| Your instructions |
The whole listing is to be set down again without alteration.

| Source data |
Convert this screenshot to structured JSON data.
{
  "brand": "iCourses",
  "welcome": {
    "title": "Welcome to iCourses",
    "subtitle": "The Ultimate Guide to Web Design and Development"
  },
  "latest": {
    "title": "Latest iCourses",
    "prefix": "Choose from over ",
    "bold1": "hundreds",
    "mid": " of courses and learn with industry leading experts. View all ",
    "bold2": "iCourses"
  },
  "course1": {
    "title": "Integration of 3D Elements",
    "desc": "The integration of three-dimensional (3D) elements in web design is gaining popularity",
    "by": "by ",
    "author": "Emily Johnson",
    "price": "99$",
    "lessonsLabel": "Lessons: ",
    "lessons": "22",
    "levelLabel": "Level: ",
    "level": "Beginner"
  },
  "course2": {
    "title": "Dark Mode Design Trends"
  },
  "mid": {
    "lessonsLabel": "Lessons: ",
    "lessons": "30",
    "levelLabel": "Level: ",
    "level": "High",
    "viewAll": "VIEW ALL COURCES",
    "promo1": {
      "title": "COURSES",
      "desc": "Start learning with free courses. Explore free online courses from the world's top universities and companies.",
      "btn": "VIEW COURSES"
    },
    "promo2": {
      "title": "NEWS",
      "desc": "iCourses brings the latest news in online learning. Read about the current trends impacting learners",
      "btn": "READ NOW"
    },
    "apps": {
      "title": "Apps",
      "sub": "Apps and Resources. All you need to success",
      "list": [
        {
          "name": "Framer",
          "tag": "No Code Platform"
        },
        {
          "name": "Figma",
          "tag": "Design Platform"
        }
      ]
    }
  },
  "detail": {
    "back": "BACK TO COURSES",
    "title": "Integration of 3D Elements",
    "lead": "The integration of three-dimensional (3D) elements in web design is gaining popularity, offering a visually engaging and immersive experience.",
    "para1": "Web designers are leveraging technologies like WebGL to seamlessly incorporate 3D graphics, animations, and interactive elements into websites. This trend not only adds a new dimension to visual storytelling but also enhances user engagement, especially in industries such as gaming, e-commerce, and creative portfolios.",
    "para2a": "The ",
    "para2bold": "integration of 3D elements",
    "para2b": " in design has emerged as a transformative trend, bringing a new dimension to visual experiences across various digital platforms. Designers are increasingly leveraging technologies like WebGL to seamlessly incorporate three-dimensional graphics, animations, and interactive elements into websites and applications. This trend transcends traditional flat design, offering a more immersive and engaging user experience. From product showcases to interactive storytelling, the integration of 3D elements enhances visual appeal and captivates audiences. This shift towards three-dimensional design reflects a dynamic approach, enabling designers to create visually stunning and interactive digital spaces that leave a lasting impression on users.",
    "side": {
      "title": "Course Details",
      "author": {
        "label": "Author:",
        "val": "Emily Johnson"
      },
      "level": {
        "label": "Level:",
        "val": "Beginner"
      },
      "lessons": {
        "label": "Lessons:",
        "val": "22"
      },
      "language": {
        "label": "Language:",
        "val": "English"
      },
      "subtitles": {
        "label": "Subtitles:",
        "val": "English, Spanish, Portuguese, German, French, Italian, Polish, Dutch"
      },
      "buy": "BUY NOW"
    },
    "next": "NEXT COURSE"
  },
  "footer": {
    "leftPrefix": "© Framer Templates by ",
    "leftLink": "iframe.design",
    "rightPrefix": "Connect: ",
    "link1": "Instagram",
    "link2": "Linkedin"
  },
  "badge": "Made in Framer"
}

| Answer below |
Convert this screenshot to structured JSON data.
{
  "brand": "iCourses",
  "welcome": {
    "title": "Welcome to iCourses",
    "subtitle": "The Ultimate Guide to Web Design and Development"
  },
  "latest": {
    "title": "Latest iCourses",
    "prefix": "Choose from over ",
    "bold1": "hundreds",
    "mid": " of courses and learn with industry leading experts. View all ",
    "bold2": "iCourses"
  },
  "course1": {
    "title": "Integration of 3D Elements",
    "desc": "The integration of three-dimensional (3D) elements in web design is gaining popularity",
    "by": "by ",
    "author": "Emily Johnson",
    "price": "99$",
    "lessonsLabel": "Lessons: ",
    "lessons": "22",
    "levelLabel": "Level: ",
    "level": "Beginner"
  },
  "course2": {
    "title": "Dark Mode Design Trends"
  },
  "mid": {
    "lessonsLabel": "Lessons: ",
    "lessons": "30",
    "levelLabel": "Level: ",
    "level": "High",
    "viewAll": "VIEW ALL COURCES",
    "promo1": {
      "title": "COURSES",
      "desc": "Start learning with free courses. Explore free online courses from the world's top universities and companies.",
      "btn": "VIEW COURSES"
    },
    "promo2": {
      "title": "NEWS",
      "desc": "iCourses brings the latest news in online learning. Read about the current trends impacting learners",
      "btn": "READ NOW"
    },
    "apps": {
      "title": "Apps",
      "sub": "Apps and Resources. All you need to success",
      "list": [
        {
          "name": "Framer",
          "tag": "No Code Platform"
        },
        {
          "name": "Figma",
          "tag": "Design Platform"
        }
      ]
    }
  },
  "detail": {
    "back": "BACK TO COURSES",
    "title": "Integration of 3D Elements",
    "lead": "The integration of three-dimensional (3D) elements in web design is gaining popularity, offering a visually engaging and immersive experience.",
    "para1": "Web designers are leveraging technologies like WebGL to seamlessly incorporate 3D graphics, animations, and interactive elements into websites. This trend not only adds a new dimension to visual storytelling but also enhances user engagement, especially in industries such as gaming, e-commerce, and creative portfolios.",
    "para2a": "The ",
    "para2bold": "integration of 3D elements",
    "para2b": " in design has emerged as a transformative trend, bringing a new dimension to visual experiences across various digital platforms. Designers are increasingly leveraging technologies like WebGL to seamlessly incorporate three-dimensional graphics, animations, and interactive elements into websites and applications. This trend transcends traditional flat design, offering a more immersive and engaging user experience. From product showcases to interactive storytelling, the integration of 3D elements enhances visual appeal and captivates audiences. This shift towards three-dimensional design reflects a dynamic approach, enabling designers to create visually stunning and interactive digital spaces that leave a lasting impression on users.",
    "side": {
      "title": "Course Details",
      "author": {
        "label": "Author:",
        "val": "Emily Johnson"
      },
      "level": {
        "label": "Level:",
        "val": "Beginner"
      },
      "lessons": {
        "label": "Lessons:",
        "val": "22"
      },
      "language": {
        "label": "Language:",
        "val": "English"
      },
      "subtitles": {
        "label": "Subtitles:",
        "val": "English, Spanish, Portuguese, German, French, Italian, Polish, Dutch"
      },
      "buy": "BUY NOW"
    },
    "next": "NEXT COURSE"
  },
  "footer": {
    "leftPrefix": "© Framer Templates by ",
    "leftLink": "iframe.design",
    "rightPrefix": "Connect: ",
    "link1": "Instagram",
    "link2": "Linkedin"
  },
  "badge": "Made in Framer"
}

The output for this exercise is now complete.